Choosing a Good Underground Drain
Downspouts come in different materials such as galvanized steel, stainless steel, aluminum, PVC, plastic, and copper. It’s important that the material you use for the underground portion gets approval from plumbing codes and is strong and long-lasting. Common materials for this part include clay, PVC, or perforated plastic pipes.
Going the DIY Route
Installing an underground downspout drain yourself can save money. If you’re up for this project, make sure to choose the correct size, install enough downspouts to fit the needs of your gutter system (typically one every 20 feet), and position them close to corners. Also, don’t forget to adhere to all safety protocols.
Finding a Break in the Grade
When laying out where to run your underground downspout system, take it as far away from the house as necessary until you reach a break in the grade. This drop in elevation will ensure that the excess water is shed away from the house and not pooled around it.
Leaching Excess Water
By building your gutter downspout line so that any remaining water is leached into the subsoil, you can stop mosquito breeding and pungent odors. In colder temperatures, you bypass the problem of having a frozen block of ice at the end of the pipe and prevent any damming of melting snow.

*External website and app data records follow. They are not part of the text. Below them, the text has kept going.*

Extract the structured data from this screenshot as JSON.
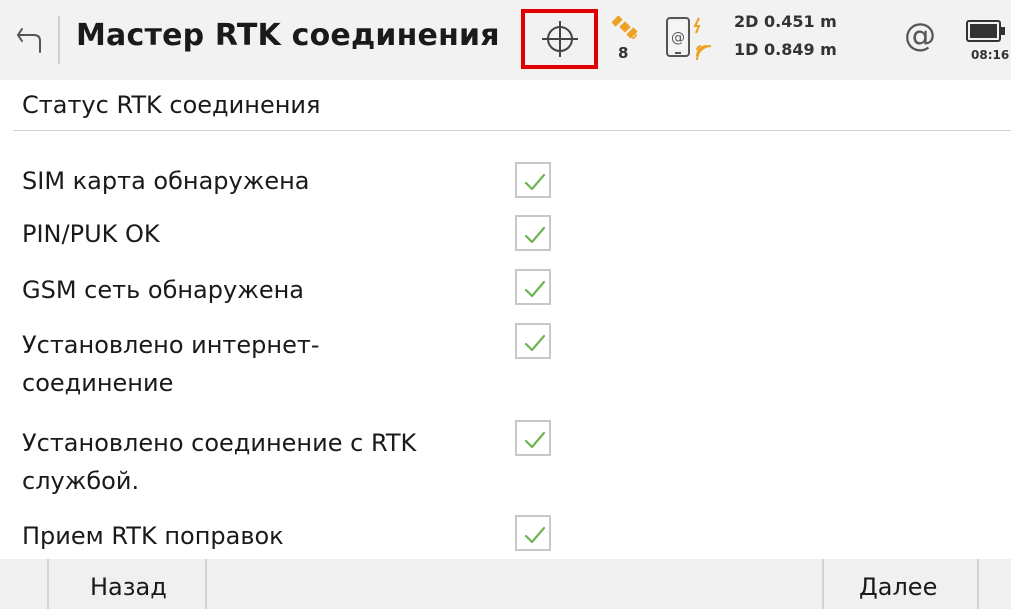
{
  "header": {
    "title": "Мастер RTK соединения",
    "satellite_count": "8",
    "accuracy_2d": "2D 0.451 m",
    "accuracy_1d": "1D 0.849 m",
    "at_symbol": "@",
    "time": "08:16",
    "icons": [
      "back-arrow-icon",
      "crosshair-icon",
      "satellite-icon",
      "rover-device-icon",
      "at-icon",
      "battery-icon"
    ],
    "highlight_color": "#e00000"
  },
  "section": {
    "title": "Статус RTK соединения"
  },
  "status_items": [
    {
      "label": "SIM карта обнаружена",
      "checked": true
    },
    {
      "label": "PIN/PUK OK",
      "checked": true
    },
    {
      "label": "GSM сеть обнаружена",
      "checked": true
    },
    {
      "label": "Установлено интернет-соединение",
      "checked": true
    },
    {
      "label": "Установлено соединение с  RTK службой.",
      "checked": true
    },
    {
      "label": "Прием RTK поправок",
      "checked": true
    }
  ],
  "footer": {
    "back_label": "Назад",
    "next_label": "Далее"
  },
  "colors": {
    "check_green": "#6cb552",
    "header_bg": "#f2f2f2",
    "footer_bg": "#f0f0f0"
  }
}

To achieve this effect, install a piece of knife-cut pipe with some sock fabric on the end and build a mini dry well around it. Then, fill the dry well with drainage stones and cover it with native soil. The sock fabric ensures that the remaining water in the line will be able to soak away, allowing it to leach harmlessly into the subsoil.
The Ideal Situation
When it comes to protecting your home against rainwater-related damage, having new or working gutters, mesh gutter guards, and underground drainage pipe is the best combination. This prevents clogs in your underground drains which would require expensive cleanings, and it helps divert the water far away from your home. These three elements are essential for protecting your house from long-term damage.